ACER finds a mixed picture in the implementation of Infrastructure Projects of Common Interest
ACER published today its third consolidated annual report on the progress of Projects of Common Interest (PCIs) in electricity and gas. The report examines how the projects on the second EU list of PCIs (adopted in November 2015) evolved, with a focus on the 12-month period from January 2016 to January 2017. The Agency’s main findings are the following:
- Several promoters of electricity and gas PCIs reported progress in the implementation of the projects and an advancement in their status compared to 2016. In most instances, the projects entered the permit granting process after completing earlier project development stages. In contrast, some PCIs did not report on any work or activity being done since 2015, which casts doubt on the viability of these projects.
- Approximately half of the PCIs fell behind last year’s schedule. In electricity, this was mainly due to delays in permitting, while in gas it was typically due to rescheduling (i.e. voluntary postponement by a promoter, for example, due to less urgent need for the investment or re-prioritisation of the project vis-à-vis other investments). Over the last two years, only one-third of all the PCIs have managed to keep their original commissioning date.
- The investment costs, as estimated and reported by the promoters, amount to €49.8 billion for electricity PCIs and €52.7 billion for gas PCIs. Since 2015, promoters have spent approximately €6 billion on gas and €4.3 billion on electricity PCIs.
- Regarding the benefits which the projects would bring, in electricity the reported monetised benefits amount to €66.1 billion.
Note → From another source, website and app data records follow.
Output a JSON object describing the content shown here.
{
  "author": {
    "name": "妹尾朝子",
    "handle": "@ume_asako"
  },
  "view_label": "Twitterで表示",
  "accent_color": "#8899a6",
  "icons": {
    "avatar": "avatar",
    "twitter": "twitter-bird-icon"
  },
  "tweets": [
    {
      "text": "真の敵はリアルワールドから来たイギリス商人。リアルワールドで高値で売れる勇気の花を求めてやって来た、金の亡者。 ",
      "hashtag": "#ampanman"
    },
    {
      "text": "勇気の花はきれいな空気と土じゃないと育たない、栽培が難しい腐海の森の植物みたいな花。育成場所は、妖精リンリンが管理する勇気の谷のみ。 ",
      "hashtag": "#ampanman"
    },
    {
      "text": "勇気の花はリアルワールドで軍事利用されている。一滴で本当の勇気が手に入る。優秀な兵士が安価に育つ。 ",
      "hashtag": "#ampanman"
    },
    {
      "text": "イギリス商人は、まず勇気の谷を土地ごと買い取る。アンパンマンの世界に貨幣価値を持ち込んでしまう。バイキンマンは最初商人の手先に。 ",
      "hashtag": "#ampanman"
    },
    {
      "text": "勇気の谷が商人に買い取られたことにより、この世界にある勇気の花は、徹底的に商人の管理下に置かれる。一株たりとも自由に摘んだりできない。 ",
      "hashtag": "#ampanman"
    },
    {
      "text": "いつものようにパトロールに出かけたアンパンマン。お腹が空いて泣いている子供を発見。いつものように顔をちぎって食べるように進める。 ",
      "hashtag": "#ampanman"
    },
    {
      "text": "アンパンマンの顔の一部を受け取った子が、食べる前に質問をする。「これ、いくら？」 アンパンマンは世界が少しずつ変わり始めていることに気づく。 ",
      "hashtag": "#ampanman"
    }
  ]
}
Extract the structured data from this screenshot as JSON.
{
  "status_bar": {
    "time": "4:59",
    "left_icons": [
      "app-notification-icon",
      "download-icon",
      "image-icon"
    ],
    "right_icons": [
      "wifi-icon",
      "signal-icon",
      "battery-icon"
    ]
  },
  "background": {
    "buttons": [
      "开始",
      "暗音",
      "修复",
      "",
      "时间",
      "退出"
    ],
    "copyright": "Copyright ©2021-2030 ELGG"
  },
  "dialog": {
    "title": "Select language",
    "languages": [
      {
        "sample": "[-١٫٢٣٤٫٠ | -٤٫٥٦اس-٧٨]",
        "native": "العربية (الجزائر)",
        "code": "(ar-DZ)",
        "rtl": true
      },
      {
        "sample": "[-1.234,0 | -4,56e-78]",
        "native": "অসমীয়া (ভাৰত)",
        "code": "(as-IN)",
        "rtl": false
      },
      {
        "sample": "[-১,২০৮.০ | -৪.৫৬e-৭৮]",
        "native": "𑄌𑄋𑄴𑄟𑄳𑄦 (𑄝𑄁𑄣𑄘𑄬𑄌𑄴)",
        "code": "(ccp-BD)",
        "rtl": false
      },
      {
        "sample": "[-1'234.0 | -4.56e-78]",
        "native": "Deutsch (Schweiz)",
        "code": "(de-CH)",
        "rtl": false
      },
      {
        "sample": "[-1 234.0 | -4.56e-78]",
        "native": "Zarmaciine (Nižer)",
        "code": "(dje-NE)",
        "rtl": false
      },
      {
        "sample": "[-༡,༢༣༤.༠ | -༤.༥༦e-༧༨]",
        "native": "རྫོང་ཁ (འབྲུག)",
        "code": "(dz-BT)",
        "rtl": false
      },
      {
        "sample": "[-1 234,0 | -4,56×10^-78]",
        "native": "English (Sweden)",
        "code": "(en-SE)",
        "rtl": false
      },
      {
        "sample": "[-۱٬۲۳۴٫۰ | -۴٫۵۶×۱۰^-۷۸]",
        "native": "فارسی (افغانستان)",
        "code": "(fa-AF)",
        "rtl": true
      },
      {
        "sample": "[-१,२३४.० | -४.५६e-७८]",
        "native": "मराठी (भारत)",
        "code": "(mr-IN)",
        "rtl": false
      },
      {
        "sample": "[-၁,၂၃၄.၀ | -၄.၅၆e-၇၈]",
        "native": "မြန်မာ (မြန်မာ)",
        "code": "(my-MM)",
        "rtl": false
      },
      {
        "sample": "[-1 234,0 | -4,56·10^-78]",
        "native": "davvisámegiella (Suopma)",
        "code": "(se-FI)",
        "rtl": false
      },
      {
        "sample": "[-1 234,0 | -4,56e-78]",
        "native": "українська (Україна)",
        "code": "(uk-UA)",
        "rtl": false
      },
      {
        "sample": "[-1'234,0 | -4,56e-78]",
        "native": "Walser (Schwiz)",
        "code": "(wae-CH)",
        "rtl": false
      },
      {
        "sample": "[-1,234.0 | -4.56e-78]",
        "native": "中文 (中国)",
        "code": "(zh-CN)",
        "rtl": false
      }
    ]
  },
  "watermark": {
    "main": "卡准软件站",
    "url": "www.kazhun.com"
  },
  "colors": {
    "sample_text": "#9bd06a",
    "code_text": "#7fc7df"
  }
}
The Agency was not able to evaluate the benefits of the gas PCIs as the promoters did not provide sufficient monetised benefits data for gas projects, due to a lack of monetisation of benefits in the ENTSOG CBA methodology.
- The interest of the promoters in using the regulatory tools made available by Regulation (EU) No 347/2013 and exemptions remained low.
The report is available here.